Into the void that existed in the government's ability in the 1960s to enforce environmental laws to keep our air, water, and lands safe from toxins came unexpected allies, the workers in the American civil justice system. They were the attorneys who advocated for clean air, clean water, and monetary punishment for those who endangered our lives by creating environmental mayhem. With them, but in different roles, were the judges and juries who sat on the groundbreaking cases.
In 1965, private attorneys took on one of the huge energy company, Consolidated Edison, to stop construction of a power generator at Storm King Mountain in New York. Con Ed planned to cut away part of the mountain and turn the nearby forest into a reservoir. The case forced Con Ed to abandon the project. The mountain still stands. This landmark case, which bolstered the government's ability to take environmental and esthetic concerns into consideration when granting permits to corporations, signaled that the civil justice system would become a critical vehicle for progress in environmental issues. Another illustration is worth giving.
In the 1940s and 50s, Hooker Chemical & Plastic Corporation dumped twenty thousand tons of hazardous chemical waste in the abandoned canal that was the centerpiece of the Love Canal neighborhood of Niagara Falls. It later covered the dump with dirt and sold the property to the school board for one dollar. During the next decades, the chemicals leached out of the drums and into the surrounding soil. In the 1970s, the EPA learned of the problem. An EPA administrator reported, "Trees and gardens were turning black and dying. The air had a choking smell. Children returned from play with burns on their hands and faces. And then there were the birth defects."
Attorneys representing those citizens forced the corporation to pay restitution, and, eventually, nearly a thousand families were evacuated to safe areas. The national outrage sparked by this case in our civil justice system paved the way for the liability act known as Superfund. It empowers federal agencies to hold polluters accountable for their damages and compel cleanup. Our civil justice system worked there, it worked to require cleanup in the Exxon Valdez spill, and the threat of litigation in it spurred BP to clean up our beaches.
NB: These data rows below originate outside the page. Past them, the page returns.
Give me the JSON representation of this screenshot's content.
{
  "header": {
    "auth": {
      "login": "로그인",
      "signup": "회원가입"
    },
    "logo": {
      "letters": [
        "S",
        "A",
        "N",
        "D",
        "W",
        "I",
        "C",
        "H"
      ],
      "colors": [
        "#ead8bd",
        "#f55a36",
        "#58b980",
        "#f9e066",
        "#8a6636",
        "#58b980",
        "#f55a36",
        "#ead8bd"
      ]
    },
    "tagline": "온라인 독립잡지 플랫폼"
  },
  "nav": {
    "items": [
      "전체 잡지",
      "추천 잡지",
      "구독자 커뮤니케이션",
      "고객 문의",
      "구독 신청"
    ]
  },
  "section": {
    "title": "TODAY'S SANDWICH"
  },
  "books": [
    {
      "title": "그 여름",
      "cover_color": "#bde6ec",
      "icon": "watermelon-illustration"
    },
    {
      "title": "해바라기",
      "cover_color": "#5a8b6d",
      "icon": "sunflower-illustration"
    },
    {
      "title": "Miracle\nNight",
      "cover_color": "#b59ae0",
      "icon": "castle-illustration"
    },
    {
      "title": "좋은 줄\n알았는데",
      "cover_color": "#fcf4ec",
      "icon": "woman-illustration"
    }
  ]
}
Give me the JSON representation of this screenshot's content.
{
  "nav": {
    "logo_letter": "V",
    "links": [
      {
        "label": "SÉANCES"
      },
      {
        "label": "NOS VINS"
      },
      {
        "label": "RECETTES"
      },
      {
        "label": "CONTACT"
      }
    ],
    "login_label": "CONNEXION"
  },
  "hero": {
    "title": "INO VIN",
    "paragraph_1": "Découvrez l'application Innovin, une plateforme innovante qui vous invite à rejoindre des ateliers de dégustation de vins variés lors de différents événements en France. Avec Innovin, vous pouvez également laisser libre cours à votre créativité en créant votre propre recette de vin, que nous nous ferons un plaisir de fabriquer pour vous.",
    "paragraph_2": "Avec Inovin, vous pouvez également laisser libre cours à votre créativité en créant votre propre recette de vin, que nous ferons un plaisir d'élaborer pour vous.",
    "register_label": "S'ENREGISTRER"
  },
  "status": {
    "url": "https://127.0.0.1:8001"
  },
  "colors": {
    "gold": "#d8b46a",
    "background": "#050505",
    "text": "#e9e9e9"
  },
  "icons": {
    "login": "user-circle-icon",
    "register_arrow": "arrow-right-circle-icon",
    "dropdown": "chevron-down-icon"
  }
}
Our civil justice system is David. Corporate America is Goliath. Mark another point for David. History has repeated itself.